Tanning Industry Disputes Government Decree That Sun, Artificial Lights, Cause Skin Cancer
Not so, say those involved in compiling and distributing the RoC, which was mandated by Congress in 1978 as part of the Public Health Service Act.
"For something to be listed as a known human carcinogen, there has to be sufficient evidence from studies on humans indicating a cause or relationship between exposure to the material and human cancer," says Bill Jameson, PhD, of the National Toxicology Program, and the scientist in charge of compiling the RoC. "There is a wealth of information (on the dangers of UV overexposure) from studies on people who have been exposed to radiation -- especially those who get sunburns." The National Toxicology Program is a division of the NIEHS, the official delegate of the RoC, which updates its listing of known carcinogens every two years.
"In order to be listed on RoC, scientific data is presented over a two-year period before three separate panels comprising of recognized experts -- including dermatologists, researchers and other scientists, many of whom are not affiliated with various government health agencies that compile and review the carcinogens list," Jameson tells WebMD. "The data is presented before these panels in open and public settings, and there are three or four announcements of these meetings.

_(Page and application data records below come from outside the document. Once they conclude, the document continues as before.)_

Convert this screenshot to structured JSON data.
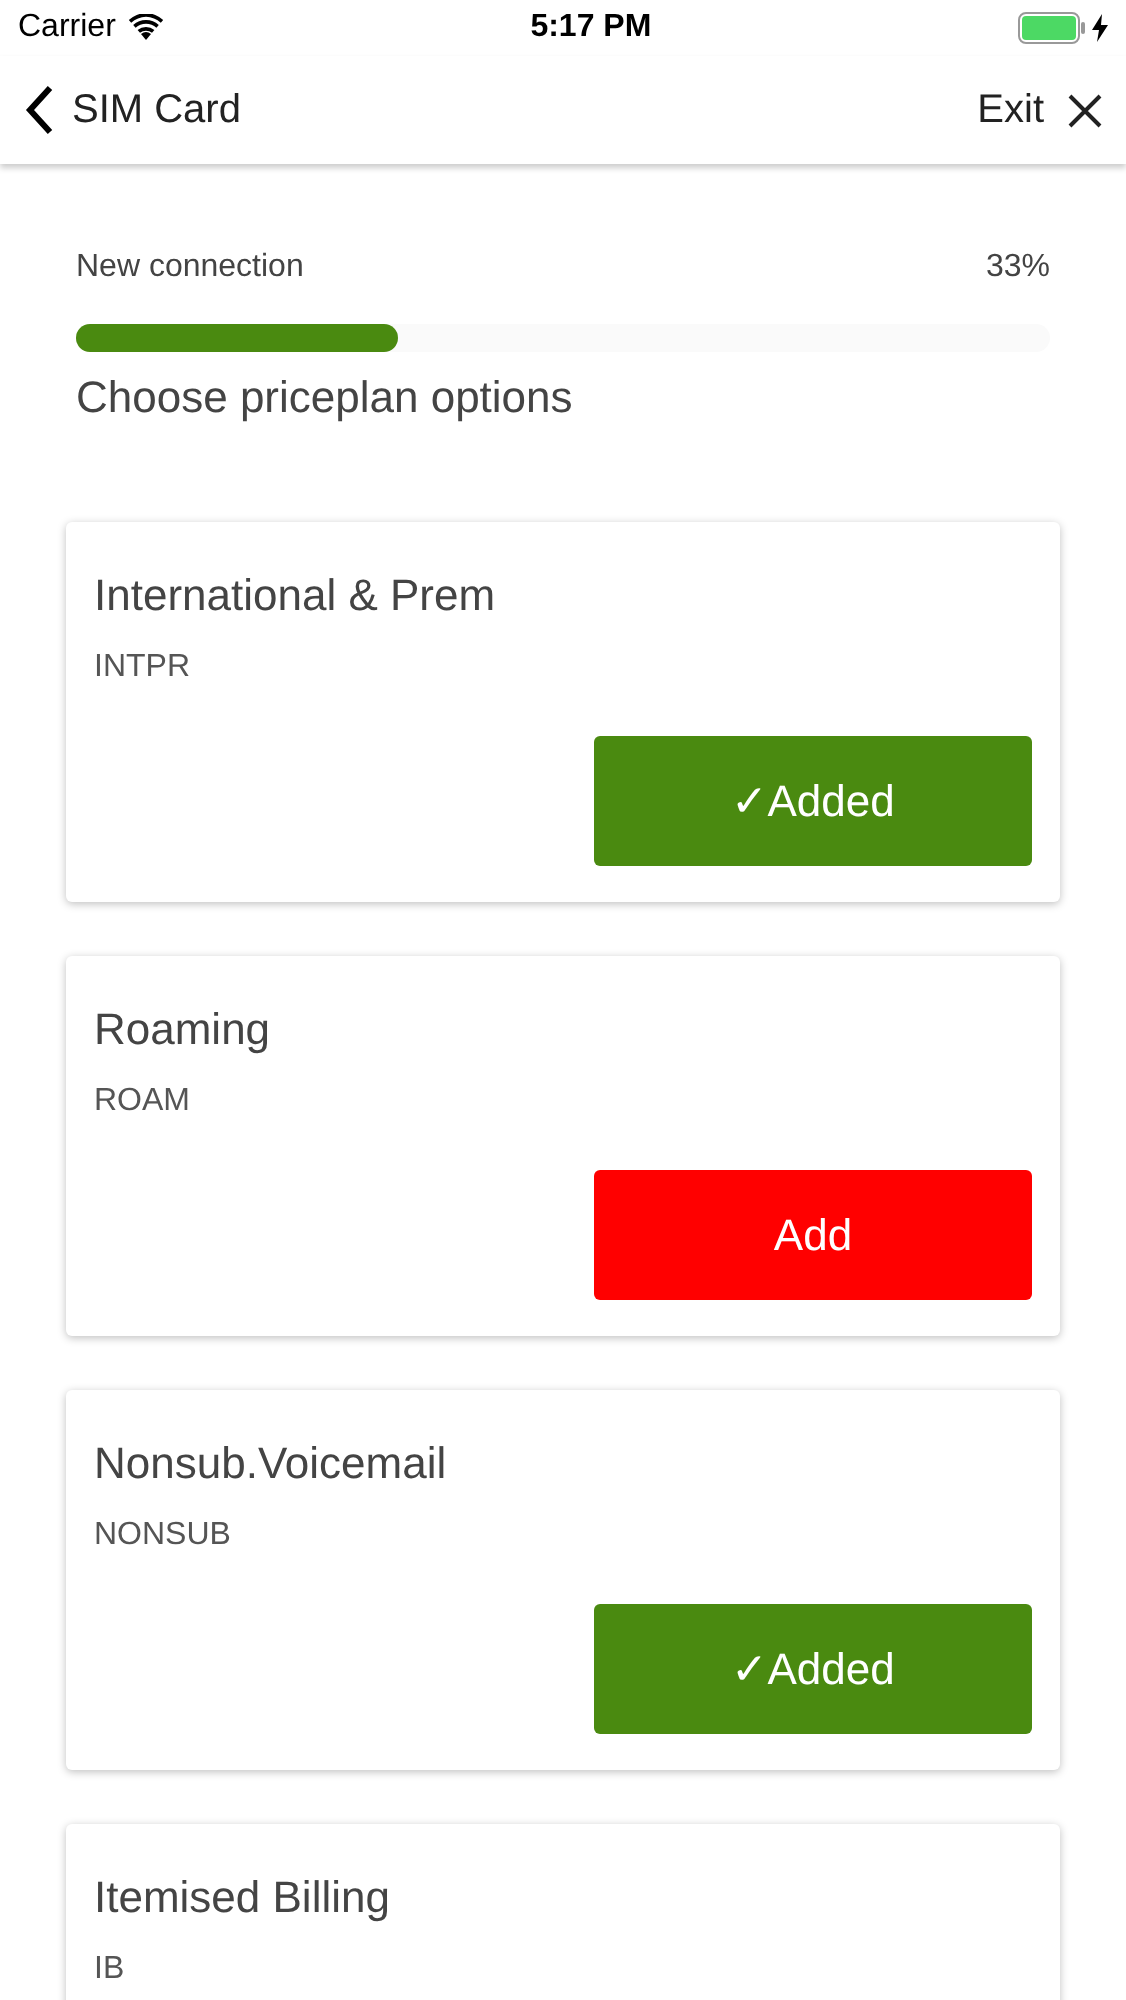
{
  "status_bar": {
    "carrier": "Carrier",
    "time": "5:17 PM"
  },
  "nav": {
    "back_label": "SIM Card",
    "exit_label": "Exit"
  },
  "progress": {
    "title": "New connection",
    "percent": "33%",
    "level": 0.33,
    "step": "Choose priceplan options"
  },
  "options": [
    {
      "name": "International & Prem",
      "code": "INTPR",
      "button": "✓Added",
      "added": true
    },
    {
      "name": "Roaming",
      "code": "ROAM",
      "button": "Add",
      "added": false
    },
    {
      "name": "Nonsub.Voicemail",
      "code": "NONSUB",
      "button": "✓Added",
      "added": true
    },
    {
      "name": "Itemised Billing",
      "code": "IB"
    }
  ]
}
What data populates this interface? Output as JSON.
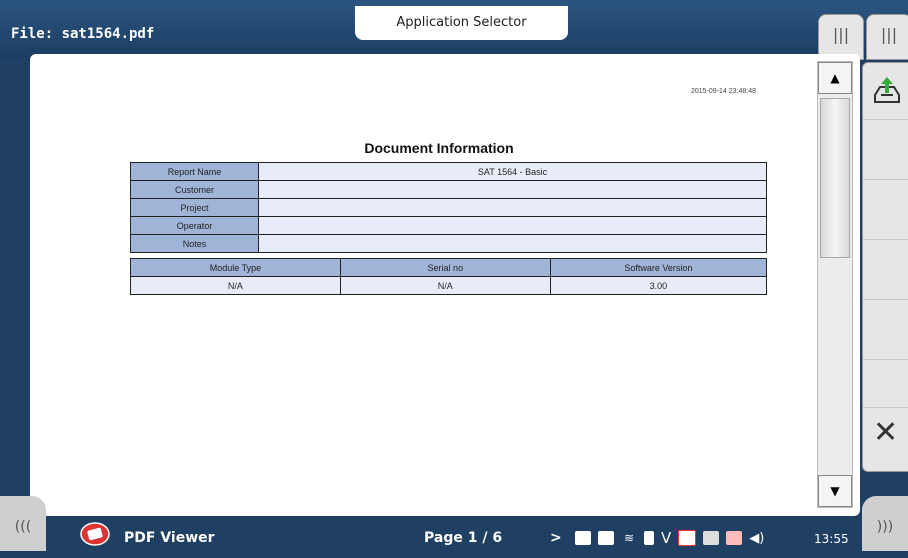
{
  "window": {
    "file_title": "File: sat1564.pdf",
    "app_selector": "Application Selector"
  },
  "handles": {
    "left_tab": "|||",
    "right_tab": "|||"
  },
  "document": {
    "timestamp": "2015-09-14 23:48:48",
    "title": "Document Information",
    "info_rows": [
      {
        "label": "Report Name",
        "value": "SAT 1564 - Basic"
      },
      {
        "label": "Customer",
        "value": ""
      },
      {
        "label": "Project",
        "value": ""
      },
      {
        "label": "Operator",
        "value": ""
      },
      {
        "label": "Notes",
        "value": ""
      }
    ],
    "module_headers": [
      "Module Type",
      "Serial no",
      "Software Version"
    ],
    "module_values": [
      "N/A",
      "N/A",
      "3.00"
    ]
  },
  "side_panel": {
    "close_label": "✕"
  },
  "bottom": {
    "nav_left": "(((",
    "nav_right": ")))",
    "app_name": "PDF Viewer",
    "page": "Page 1 / 6",
    "next": ">",
    "status_v": "V",
    "time": "13:55"
  },
  "colors": {
    "header_cell": "#9fb4d6",
    "value_cell": "#e8ecf8",
    "bar": "#1f3f63"
  }
}
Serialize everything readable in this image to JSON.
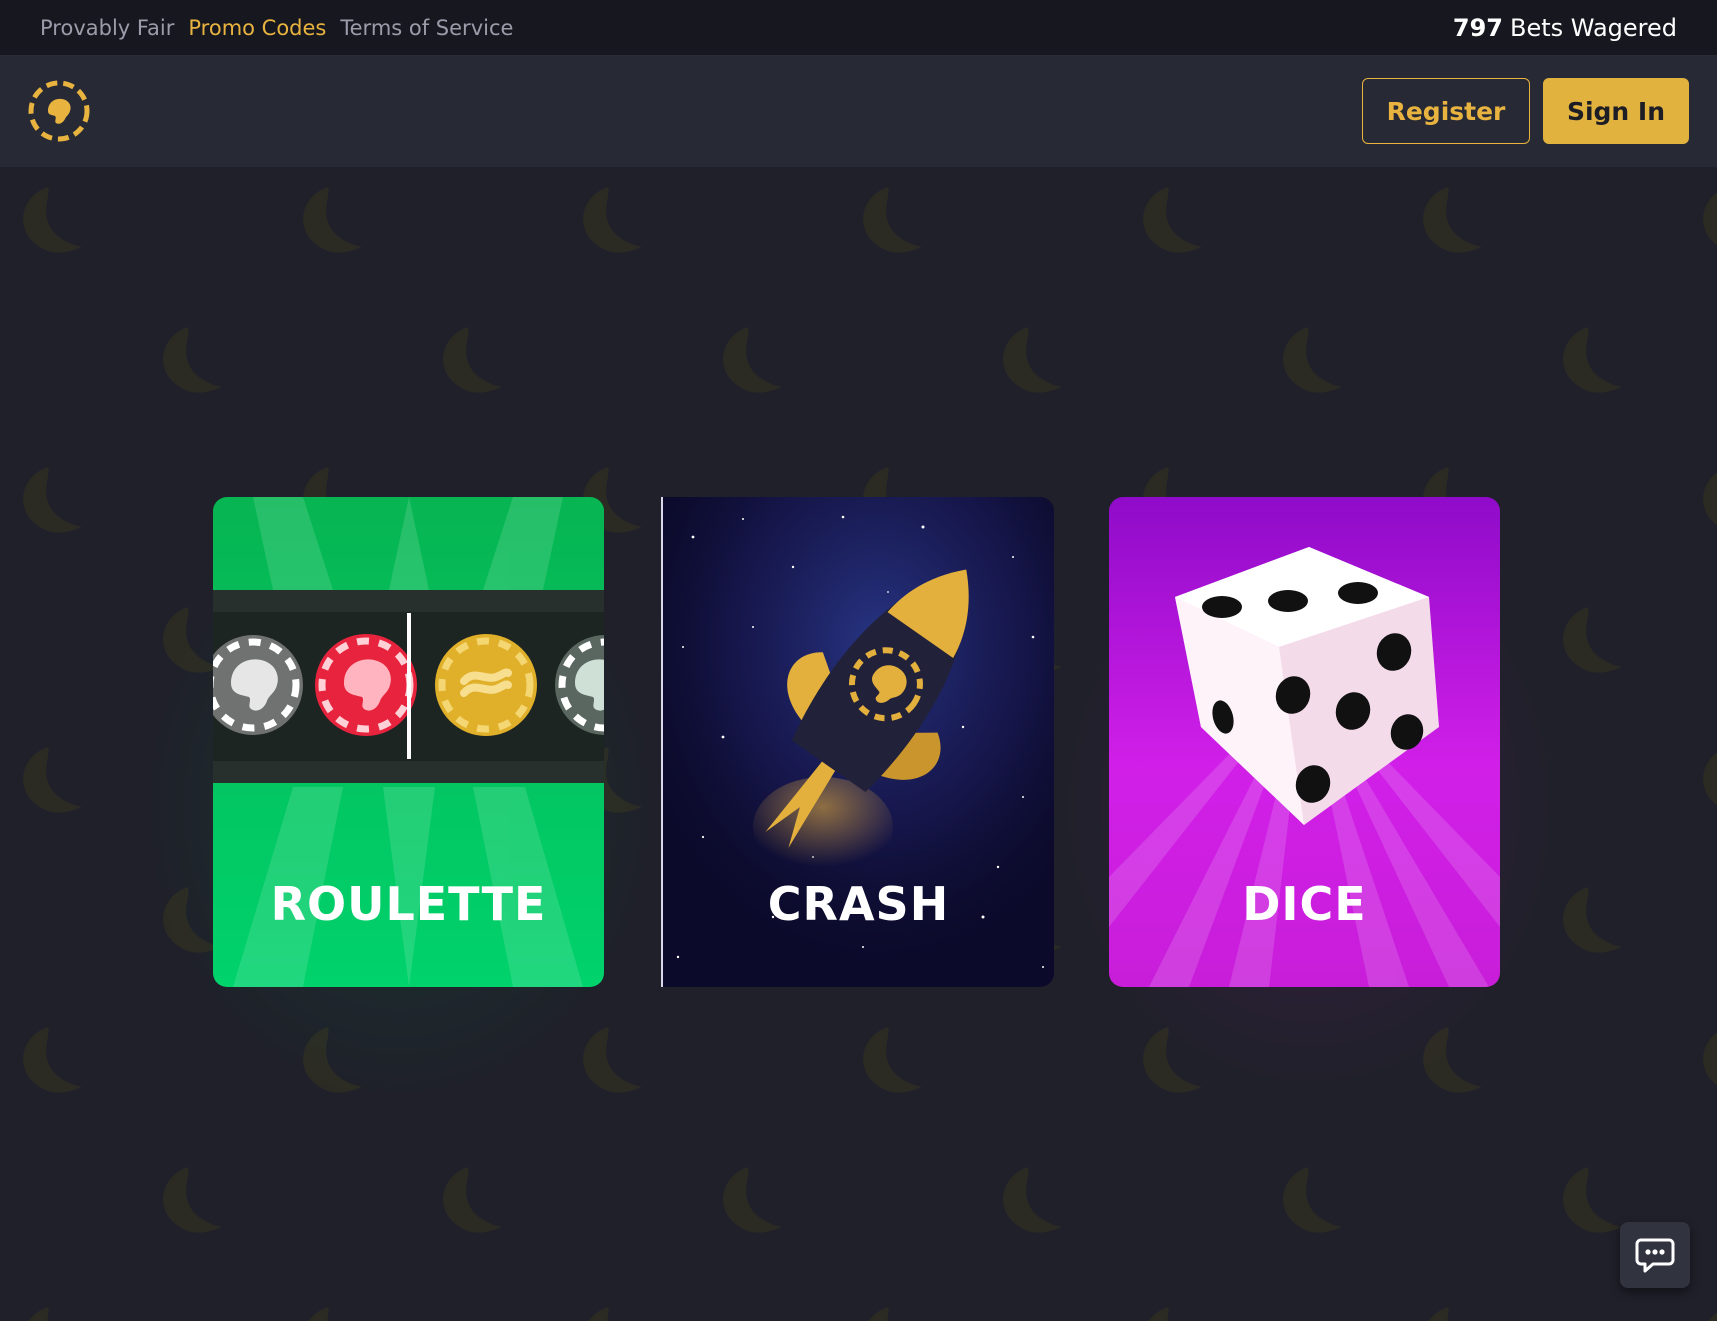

The suntanning industry was aware of these meetings and gave us input during the process."
The data presented to these committees come from clinical trials and other scientific studies published in peer-reviewed medical journals. There are eight to 12 members of each committee, and "each committee voted unanimously that broad spectrum UV radiation should be considered a 'known' human carcinogen," notes NIEHS spokesman Bill Grigg.
"We have been in touch with the tanning industry for these whole two years -- ever since we first considered placing broad spectrum UV radiation on the known carcinogens list, based on numerous clinical studies. They have had the opportunity to present data," Grigg tells WebMD. "In fact, I recall attending a session with one of the committees evaluating the data, and two or three of tanning industry representatives spoke to the board."
In addition to UV radiation, other new RoC entries include wood dust, believed to boost risk of cancers of the nasal cavities and sinuses; steroidal estrogens, commonly used in estrogen replacement therapy to treat menopause and in oral contraceptives and associated with an increased chance of breast cancer; and nickel compounds used in batteries and ceramics that are linked to lung and nasal cancers.